== Task inputs ==
▬▬▬▬▬▬
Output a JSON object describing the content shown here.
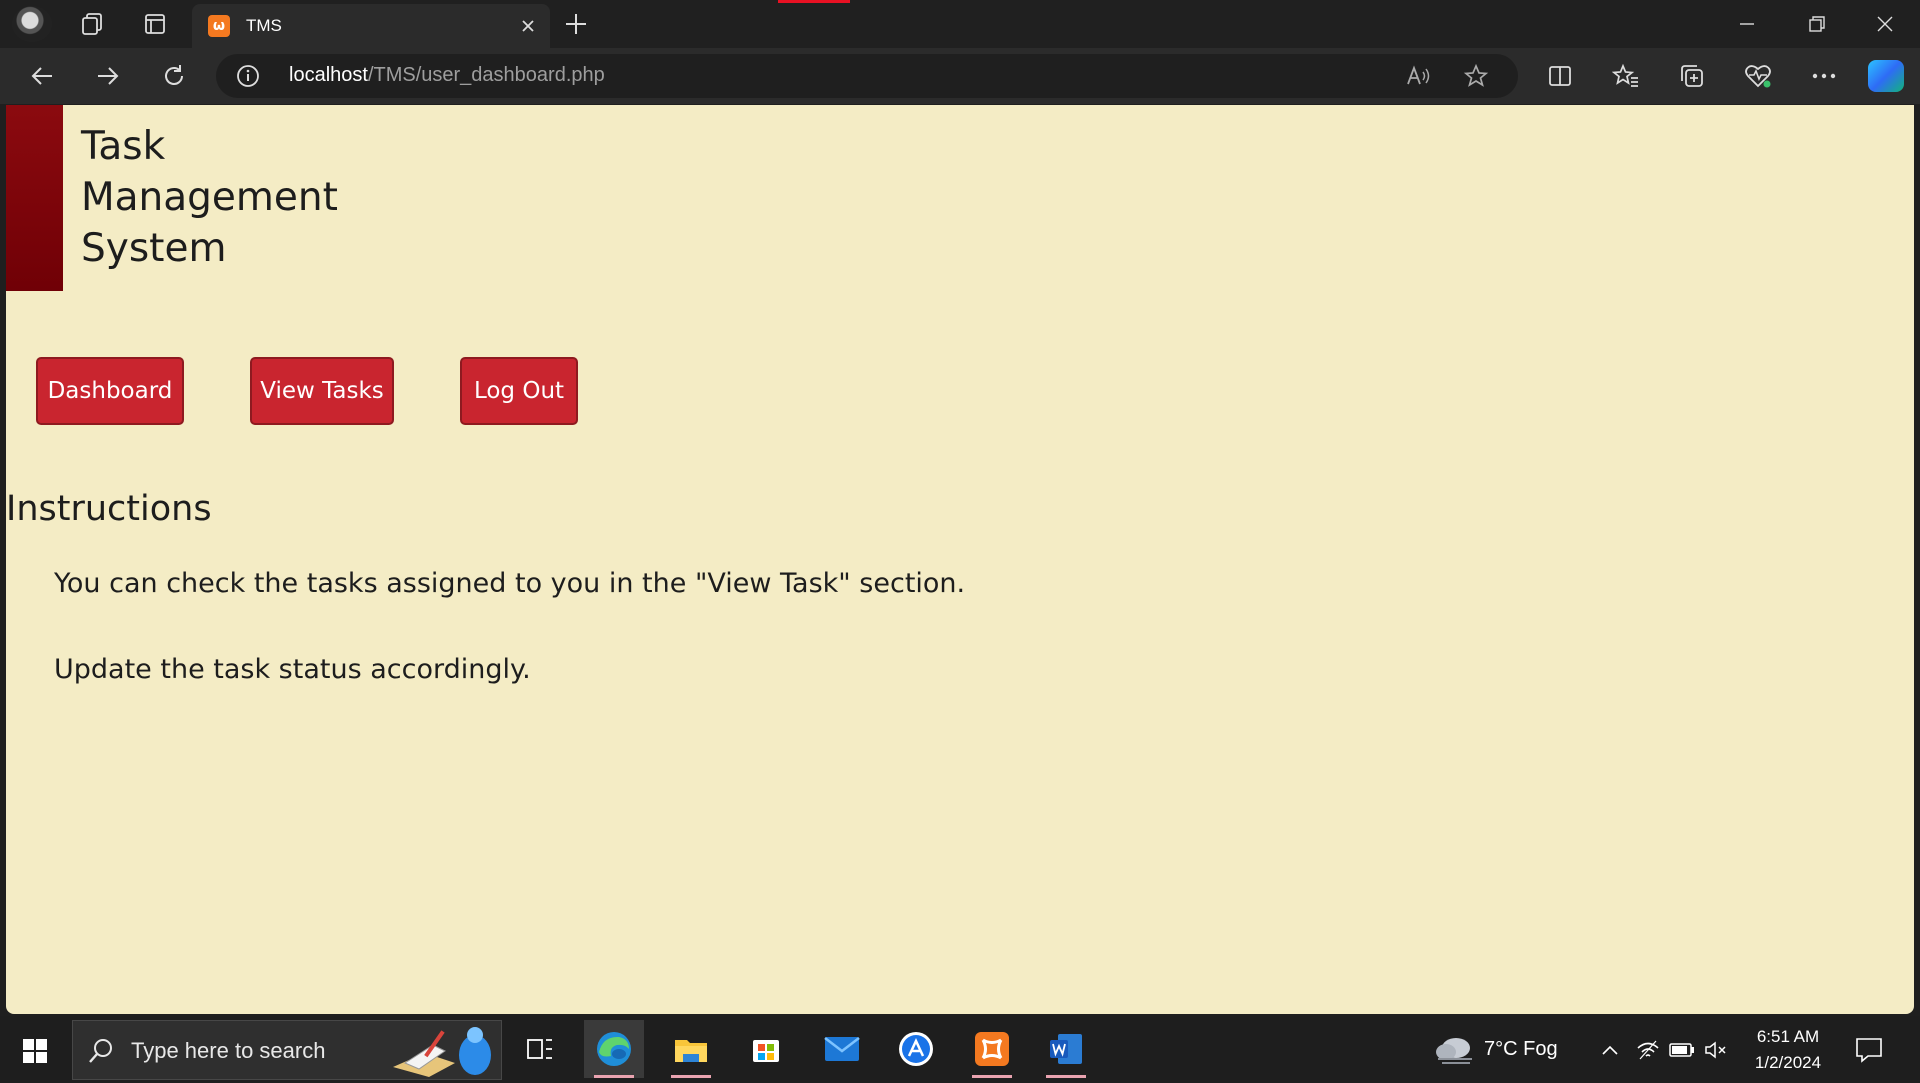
{
  "browser": {
    "tab_title": "TMS",
    "tab_favicon": "xampp-icon",
    "url_host": "localhost",
    "url_path": "/TMS/user_dashboard.php"
  },
  "page": {
    "site_title_lines": [
      "Task",
      "Management",
      "System"
    ],
    "nav": {
      "dashboard": "Dashboard",
      "view_tasks": "View Tasks",
      "log_out": "Log Out"
    },
    "section_heading": "Instructions",
    "instructions": [
      "You can check the tasks assigned to you in the \"View Task\" section.",
      "Update the task status accordingly."
    ]
  },
  "taskbar": {
    "search_placeholder": "Type here to search",
    "weather": "7°C  Fog",
    "time": "6:51 AM",
    "date": "1/2/2024"
  },
  "colors": {
    "page_background": "#f4ecc5",
    "header_accent": "#8b0a0f",
    "button": "#c9252f",
    "text": "#1d1d1d"
  }
}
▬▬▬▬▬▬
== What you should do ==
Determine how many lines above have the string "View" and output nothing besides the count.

== Solved exercise ==
2